Internet Explorer 11 is not supported

For optimal browsing, we recommend Chrome, Firefox or Safari browsers.

Social Issues Overshadow Tennessee Legislative Session

Tennessee made a bid (again) to become the nation’s most socially conservative state by voting on bills regarding school prayer, sex education, climate change and abortion.

Lots of legislatures devoted lots of time this year to social issues. But perhaps no other state was so transfixed by them as Tennessee.

Bills introduced in the state this year touched on nearly every hot-button social issue out there: school prayer, public displays of the Ten Commandments, a proposal to publish the names of doctors who provide abortions, a so-called “Don’t Say Gay” bill that would have prevented teachers from discussing homosexuality, and the imposition of fines on students who dress in an “indecent manner,” which became known as the saggy pants law.

Not all those measures became law, but Tennessee bills regarding the teaching of “controversies” surrounding evolution and climate science or barring any discussion of “gateway sex activity” that might be arousing in sex education class provided fodder for TV comedians and out-of-state newspaper editorial writers.

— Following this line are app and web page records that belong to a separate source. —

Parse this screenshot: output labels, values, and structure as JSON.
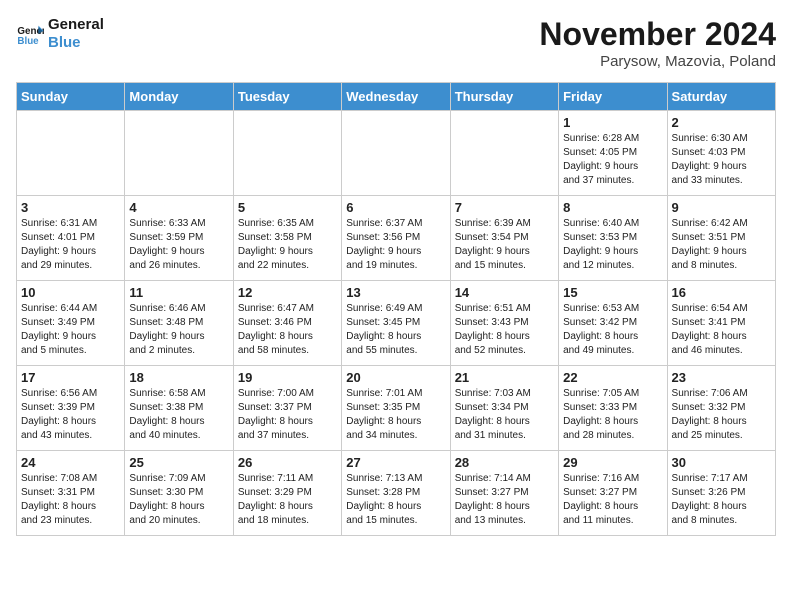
{
  "logo": {
    "line1": "General",
    "line2": "Blue"
  },
  "title": "November 2024",
  "location": "Parysow, Mazovia, Poland",
  "weekdays": [
    "Sunday",
    "Monday",
    "Tuesday",
    "Wednesday",
    "Thursday",
    "Friday",
    "Saturday"
  ],
  "weeks": [
    [
      {
        "day": "",
        "info": ""
      },
      {
        "day": "",
        "info": ""
      },
      {
        "day": "",
        "info": ""
      },
      {
        "day": "",
        "info": ""
      },
      {
        "day": "",
        "info": ""
      },
      {
        "day": "1",
        "info": "Sunrise: 6:28 AM\nSunset: 4:05 PM\nDaylight: 9 hours\nand 37 minutes."
      },
      {
        "day": "2",
        "info": "Sunrise: 6:30 AM\nSunset: 4:03 PM\nDaylight: 9 hours\nand 33 minutes."
      }
    ],
    [
      {
        "day": "3",
        "info": "Sunrise: 6:31 AM\nSunset: 4:01 PM\nDaylight: 9 hours\nand 29 minutes."
      },
      {
        "day": "4",
        "info": "Sunrise: 6:33 AM\nSunset: 3:59 PM\nDaylight: 9 hours\nand 26 minutes."
      },
      {
        "day": "5",
        "info": "Sunrise: 6:35 AM\nSunset: 3:58 PM\nDaylight: 9 hours\nand 22 minutes."
      },
      {
        "day": "6",
        "info": "Sunrise: 6:37 AM\nSunset: 3:56 PM\nDaylight: 9 hours\nand 19 minutes."
      },
      {
        "day": "7",
        "info": "Sunrise: 6:39 AM\nSunset: 3:54 PM\nDaylight: 9 hours\nand 15 minutes."
      },
      {
        "day": "8",
        "info": "Sunrise: 6:40 AM\nSunset: 3:53 PM\nDaylight: 9 hours\nand 12 minutes."
      },
      {
        "day": "9",
        "info": "Sunrise: 6:42 AM\nSunset: 3:51 PM\nDaylight: 9 hours\nand 8 minutes."
      }
    ],
    [
      {
        "day": "10",
        "info": "Sunrise: 6:44 AM\nSunset: 3:49 PM\nDaylight: 9 hours\nand 5 minutes."
      },
      {
        "day": "11",
        "info": "Sunrise: 6:46 AM\nSunset: 3:48 PM\nDaylight: 9 hours\nand 2 minutes."
      },
      {
        "day": "12",
        "info": "Sunrise: 6:47 AM\nSunset: 3:46 PM\nDaylight: 8 hours\nand 58 minutes."
      },
      {
        "day": "13",
        "info": "Sunrise: 6:49 AM\nSunset: 3:45 PM\nDaylight: 8 hours\nand 55 minutes."
      },
      {
        "day": "14",
        "info": "Sunrise: 6:51 AM\nSunset: 3:43 PM\nDaylight: 8 hours\nand 52 minutes."
      },
      {
        "day": "15",
        "info": "Sunrise: 6:53 AM\nSunset: 3:42 PM\nDaylight: 8 hours\nand 49 minutes."
      },
      {
        "day": "16",
        "info": "Sunrise: 6:54 AM\nSunset: 3:41 PM\nDaylight: 8 hours\nand 46 minutes."
      }
    ],
    [
      {
        "day": "17",
        "info": "Sunrise: 6:56 AM\nSunset: 3:39 PM\nDaylight: 8 hours\nand 43 minutes."
      },
      {
        "day": "18",
        "info": "Sunrise: 6:58 AM\nSunset: 3:38 PM\nDaylight: 8 hours\nand 40 minutes."
      },
      {
        "day": "19",
        "info": "Sunrise: 7:00 AM\nSunset: 3:37 PM\nDaylight: 8 hours\nand 37 minutes."
      },
      {
        "day": "20",
        "info": "Sunrise: 7:01 AM\nSunset: 3:35 PM\nDaylight: 8 hours\nand 34 minutes."
      },
      {
        "day": "21",
        "info": "Sunrise: 7:03 AM\nSunset: 3:34 PM\nDaylight: 8 hours\nand 31 minutes."
      },
      {
        "day": "22",
        "info": "Sunrise: 7:05 AM\nSunset: 3:33 PM\nDaylight: 8 hours\nand 28 minutes."
      },
      {
        "day": "23",
        "info": "Sunrise: 7:06 AM\nSunset: 3:32 PM\nDaylight: 8 hours\nand 25 minutes."
      }
    ],
    [
      {
        "day": "24",
        "info": "Sunrise: 7:08 AM\nSunset: 3:31 PM\nDaylight: 8 hours\nand 23 minutes."
      },
      {
        "day": "25",
        "info": "Sunrise: 7:09 AM\nSunset: 3:30 PM\nDaylight: 8 hours\nand 20 minutes."
      },
      {
        "day": "26",
        "info": "Sunrise: 7:11 AM\nSunset: 3:29 PM\nDaylight: 8 hours\nand 18 minutes."
      },
      {
        "day": "27",
        "info": "Sunrise: 7:13 AM\nSunset: 3:28 PM\nDaylight: 8 hours\nand 15 minutes."
      },
      {
        "day": "28",
        "info": "Sunrise: 7:14 AM\nSunset: 3:27 PM\nDaylight: 8 hours\nand 13 minutes."
      },
      {
        "day": "29",
        "info": "Sunrise: 7:16 AM\nSunset: 3:27 PM\nDaylight: 8 hours\nand 11 minutes."
      },
      {
        "day": "30",
        "info": "Sunrise: 7:17 AM\nSunset: 3:26 PM\nDaylight: 8 hours\nand 8 minutes."
      }
    ]
  ]
}
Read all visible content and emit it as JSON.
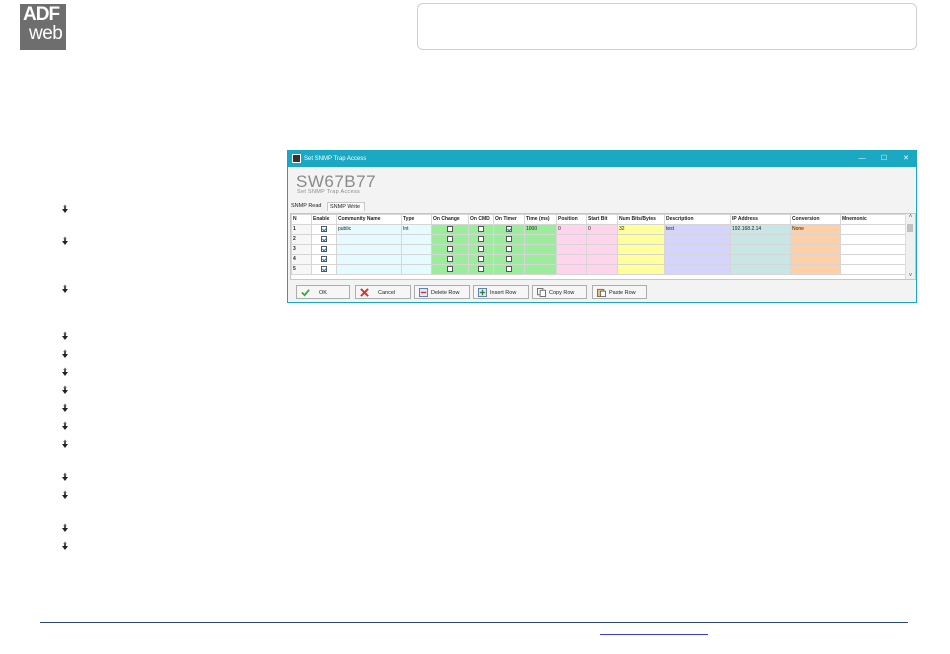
{
  "logo": {
    "line1": "ADF",
    "line2": "web"
  },
  "dialog": {
    "window_title": "Set SNMP Trap Access",
    "controls": {
      "minimize": "—",
      "maximize": "☐",
      "close": "✕"
    },
    "big_title": "SW67B77",
    "sub_title": "Set SNMP Trap Access",
    "tabs": [
      {
        "label": "SNMP Read"
      },
      {
        "label": "SNMP Write"
      }
    ],
    "columns": [
      "N",
      "Enable",
      "Community Name",
      "Type",
      "On Change",
      "On CMD",
      "On Timer",
      "Time (ms)",
      "Position",
      "Start Bit",
      "Num Bits/Bytes",
      "Description",
      "IP Address",
      "Conversion",
      "Mnemonic"
    ],
    "rows": [
      {
        "n": "1",
        "enable": true,
        "community": "public",
        "type": "Int",
        "on_change": false,
        "on_cmd": false,
        "on_timer": true,
        "time": "1000",
        "position": "0",
        "start_bit": "0",
        "num_bits": "32",
        "description": "test",
        "ip": "192.168.2.14",
        "conversion": "None",
        "mnemonic": ""
      },
      {
        "n": "2",
        "enable": true,
        "community": "",
        "type": "",
        "on_change": false,
        "on_cmd": false,
        "on_timer": false,
        "time": "",
        "position": "",
        "start_bit": "",
        "num_bits": "",
        "description": "",
        "ip": "",
        "conversion": "",
        "mnemonic": ""
      },
      {
        "n": "3",
        "enable": true,
        "community": "",
        "type": "",
        "on_change": false,
        "on_cmd": false,
        "on_timer": false,
        "time": "",
        "position": "",
        "start_bit": "",
        "num_bits": "",
        "description": "",
        "ip": "",
        "conversion": "",
        "mnemonic": ""
      },
      {
        "n": "4",
        "enable": true,
        "community": "",
        "type": "",
        "on_change": false,
        "on_cmd": false,
        "on_timer": false,
        "time": "",
        "position": "",
        "start_bit": "",
        "num_bits": "",
        "description": "",
        "ip": "",
        "conversion": "",
        "mnemonic": ""
      },
      {
        "n": "5",
        "enable": true,
        "community": "",
        "type": "",
        "on_change": false,
        "on_cmd": false,
        "on_timer": false,
        "time": "",
        "position": "",
        "start_bit": "",
        "num_bits": "",
        "description": "",
        "ip": "",
        "conversion": "",
        "mnemonic": ""
      }
    ],
    "column_colors": {
      "community": "#e6fbff",
      "type": "#e6fbff",
      "on_change": "#9bec9b",
      "on_cmd": "#9bec9b",
      "on_timer": "#9bec9b",
      "time": "#9bec9b",
      "position": "#ffd4ec",
      "start_bit": "#ffd4ec",
      "num_bits": "#ffff9c",
      "description": "#d4d4ff",
      "ip": "#c8e6e6",
      "conversion": "#ffd0a8",
      "mnemonic": "#ffffff"
    },
    "buttons": [
      {
        "label": "OK",
        "icon": "check-icon"
      },
      {
        "label": "Cancel",
        "icon": "x-icon"
      },
      {
        "label": "Delete Row",
        "icon": "delete-row-icon"
      },
      {
        "label": "Insert Row",
        "icon": "insert-row-icon"
      },
      {
        "label": "Copy Row",
        "icon": "copy-icon"
      },
      {
        "label": "Paste Row",
        "icon": "paste-icon"
      }
    ]
  },
  "bullet_count": 15
}
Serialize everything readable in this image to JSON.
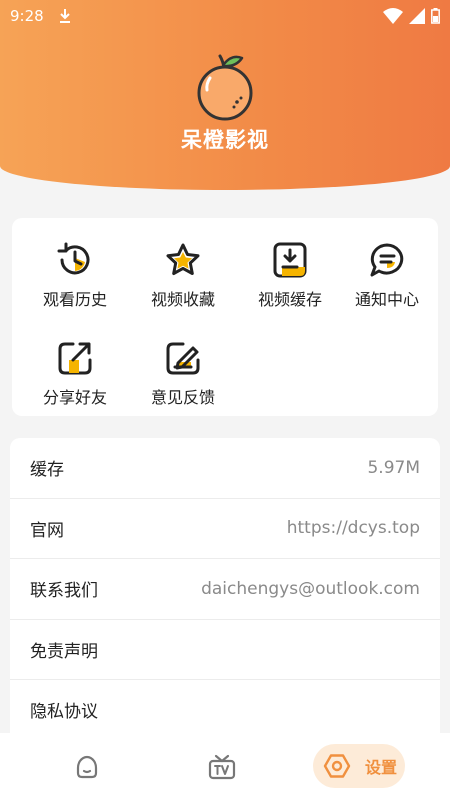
{
  "status_bar": {
    "time": "9:28",
    "icons": [
      "download-icon",
      "wifi-icon",
      "signal-icon",
      "battery-icon"
    ]
  },
  "app": {
    "title": "呆橙影视",
    "logo_icon": "orange-fruit-icon",
    "accent_color": "#f28a47"
  },
  "grid": [
    {
      "label": "观看历史",
      "icon": "history-icon"
    },
    {
      "label": "视频收藏",
      "icon": "star-icon"
    },
    {
      "label": "视频缓存",
      "icon": "download-box-icon"
    },
    {
      "label": "通知中心",
      "icon": "message-icon"
    },
    {
      "label": "分享好友",
      "icon": "share-icon"
    },
    {
      "label": "意见反馈",
      "icon": "feedback-icon"
    }
  ],
  "list": [
    {
      "label": "缓存",
      "value": "5.97M"
    },
    {
      "label": "官网",
      "value": "https://dcys.top"
    },
    {
      "label": "联系我们",
      "value": "daichengys@outlook.com"
    },
    {
      "label": "免责声明",
      "value": ""
    },
    {
      "label": "隐私协议",
      "value": ""
    }
  ],
  "bottom_nav": {
    "items": [
      {
        "icon": "home-icon"
      },
      {
        "icon": "tv-icon"
      },
      {
        "icon": "settings-icon",
        "label": "设置",
        "active": true
      }
    ]
  }
}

Such derisive attention touches on a sore spot for Tennessee, a state whose image suffered for decades after the 1925 prosecution of John T. Scopes for teaching evolution. “Every time we have an issue and Tennessee comes up, it’s always ‘son of Scopes’ or the idea that this is a sequel of some sorts,” says Charles Israel, an Auburn University historian who has written about social issues in the state.

David Fowler, a social conservative who promoted some of the education-related bills, says legislators were only reflecting public opinion. “When you look at the demographics of Tennessee, it’s a conservative state with a high percentage of its people involved in some aspect of religious life,” says Fowler, a former Tennessee legislator.

But some business executives worry that the attention given to divisive social issues presents a P.R. problem for the state. With low taxes and a light regulatory environment, Tennessee ranks among the friendliest states in which to do business, and Republican Gov. Bill Haslam has stepped up its economic development efforts.

Some prominent corporate leaders broke openly with legislators seeking to let workers bring guns into areas like company parking lots. For the most part though, it was a matter of quiet concern in a business community nervous about the image problems raised by the Legislature’s focus, says a Memphis executive. There was no desire to make such worries a matter of public debate.

After all, business groups were happy with the Legislature’s output on matters of immediate concern to them, such as limiting or eliminating certain taxes on sales, gifts and inheritance. “To the extent you’re worrying about evolution, you’re not screwing up the business environment,” says Steven Livingston, a political scientist at Middle Tennessee State University.

He goes further. Rather than a hindrance or a P.R. problem, he suggests, the media attention given to social issues may have had some “utility as a smokescreen. To the extent attention is paid to issues that don’t directly affect businesses, that takes the attention off something else,” he says. “There was significant tax reduction, state taxes gotten rid of, that got virtually no attention, as everyone paid attention to the other stuff.”

Caroline Cournoyer is GOVERNING's senior web editor.
Special Projects
Sponsored Stories
In recent years, local governments have been forced to adapt to a wildly changing world, especially as it pertains to sending bills and collecting payments.
Workplace safety is in the spotlight as government leaders adapt to a prolonged pandemic.
While government employees, students and the general public had to wait in line for hours in the beginning of the pandemic, at-home test kits make it easy to diagnose for the novel coronavirus in less than 30 minutes.
Governments around the nation are working to design the best vaccine policies that keep both their employees and their residents safe. Although the latest data shows a variety of polarizing perspectives, there are clear emerging best practices that leading governments are following to put trust first: creating policies that are flexible and provide a range of options, and being in tune with the needs and sentiments of their employees so that they are able to be dynamic and accommodate the rapidly changing situation.
Service delivery and the individual experience within health and human services (HHS) is often very siloed and fragmented.
In this episode, Marianne Steger explains why health care for Pre-Medicare retirees and active employees just got easier.
Government organizations around the world are experiencing the consequences of plagiarism firsthand. A simple mistake can lead to loss of reputation, loss of trust and even lawsuits. It’s important to avoid plagiarism at all costs, and government organizations are held to a particularly high standard. Fortunately, technological solutions such as iThenticate allow government organizations to avoid instances of text plagiarism in an efficient manner.
Creating meaningful citizen experiences in a post-COVID world requires embracing digital initiatives like secure and ethical data sharing, artificial intelligence and more.
GHD identified four themes critical for municipalities to address to reach net-zero by 2050. Will you be ready?